Exercise brief –
The records appear below. Repeat them exactly.

Given data –
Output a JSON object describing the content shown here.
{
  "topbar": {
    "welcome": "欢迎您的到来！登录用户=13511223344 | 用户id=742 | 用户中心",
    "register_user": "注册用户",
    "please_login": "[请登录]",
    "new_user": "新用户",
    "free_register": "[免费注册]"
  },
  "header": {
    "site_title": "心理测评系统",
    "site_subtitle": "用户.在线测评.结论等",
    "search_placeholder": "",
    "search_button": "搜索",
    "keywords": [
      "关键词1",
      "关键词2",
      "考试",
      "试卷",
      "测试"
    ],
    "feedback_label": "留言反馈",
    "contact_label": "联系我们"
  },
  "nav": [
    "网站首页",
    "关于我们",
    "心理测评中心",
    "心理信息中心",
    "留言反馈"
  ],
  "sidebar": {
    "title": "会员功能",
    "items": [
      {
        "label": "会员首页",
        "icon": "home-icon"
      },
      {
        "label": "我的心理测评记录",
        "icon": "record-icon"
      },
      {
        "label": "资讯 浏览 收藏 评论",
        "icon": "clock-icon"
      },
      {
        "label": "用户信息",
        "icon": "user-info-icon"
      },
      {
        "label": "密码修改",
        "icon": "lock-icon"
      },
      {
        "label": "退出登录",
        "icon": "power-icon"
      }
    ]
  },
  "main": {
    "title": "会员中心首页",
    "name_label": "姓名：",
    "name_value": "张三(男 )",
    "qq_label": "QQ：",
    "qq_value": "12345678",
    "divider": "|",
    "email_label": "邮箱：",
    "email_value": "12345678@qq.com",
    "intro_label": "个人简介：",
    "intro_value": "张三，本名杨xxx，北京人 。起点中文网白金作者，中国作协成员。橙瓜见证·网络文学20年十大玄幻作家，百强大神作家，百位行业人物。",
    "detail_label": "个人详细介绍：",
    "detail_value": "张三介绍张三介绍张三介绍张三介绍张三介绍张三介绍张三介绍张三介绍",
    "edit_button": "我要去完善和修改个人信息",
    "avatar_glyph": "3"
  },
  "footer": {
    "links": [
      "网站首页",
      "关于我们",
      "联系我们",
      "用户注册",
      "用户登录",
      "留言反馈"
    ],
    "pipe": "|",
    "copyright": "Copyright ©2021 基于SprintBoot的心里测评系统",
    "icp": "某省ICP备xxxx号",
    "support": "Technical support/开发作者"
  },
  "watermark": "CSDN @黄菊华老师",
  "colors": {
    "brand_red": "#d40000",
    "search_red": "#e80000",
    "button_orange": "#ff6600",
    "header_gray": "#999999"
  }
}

Worked solution –
Output a JSON object describing the content shown here.
{
  "topbar": {
    "welcome": "欢迎您的到来！登录用户=13511223344 | 用户id=742 | 用户中心",
    "register_user": "注册用户",
    "please_login": "[请登录]",
    "new_user": "新用户",
    "free_register": "[免费注册]"
  },
  "header": {
    "site_title": "心理测评系统",
    "site_subtitle": "用户.在线测评.结论等",
    "search_placeholder": "",
    "search_button": "搜索",
    "keywords": [
      "关键词1",
      "关键词2",
      "考试",
      "试卷",
      "测试"
    ],
    "feedback_label": "留言反馈",
    "contact_label": "联系我们"
  },
  "nav": [
    "网站首页",
    "关于我们",
    "心理测评中心",
    "心理信息中心",
    "留言反馈"
  ],
  "sidebar": {
    "title": "会员功能",
    "items": [
      {
        "label": "会员首页",
        "icon": "home-icon"
      },
      {
        "label": "我的心理测评记录",
        "icon": "record-icon"
      },
      {
        "label": "资讯 浏览 收藏 评论",
        "icon": "clock-icon"
      },
      {
        "label": "用户信息",
        "icon": "user-info-icon"
      },
      {
        "label": "密码修改",
        "icon": "lock-icon"
      },
      {
        "label": "退出登录",
        "icon": "power-icon"
      }
    ]
  },
  "main": {
    "title": "会员中心首页",
    "name_label": "姓名：",
    "name_value": "张三(男 )",
    "qq_label": "QQ：",
    "qq_value": "12345678",
    "divider": "|",
    "email_label": "邮箱：",
    "email_value": "12345678@qq.com",
    "intro_label": "个人简介：",
    "intro_value": "张三，本名杨xxx，北京人 。起点中文网白金作者，中国作协成员。橙瓜见证·网络文学20年十大玄幻作家，百强大神作家，百位行业人物。",
    "detail_label": "个人详细介绍：",
    "detail_value": "张三介绍张三介绍张三介绍张三介绍张三介绍张三介绍张三介绍张三介绍",
    "edit_button": "我要去完善和修改个人信息",
    "avatar_glyph": "3"
  },
  "footer": {
    "links": [
      "网站首页",
      "关于我们",
      "联系我们",
      "用户注册",
      "用户登录",
      "留言反馈"
    ],
    "pipe": "|",
    "copyright": "Copyright ©2021 基于SprintBoot的心里测评系统",
    "icp": "某省ICP备xxxx号",
    "support": "Technical support/开发作者"
  },
  "watermark": "CSDN @黄菊华老师",
  "colors": {
    "brand_red": "#d40000",
    "search_red": "#e80000",
    "button_orange": "#ff6600",
    "header_gray": "#999999"
  }
}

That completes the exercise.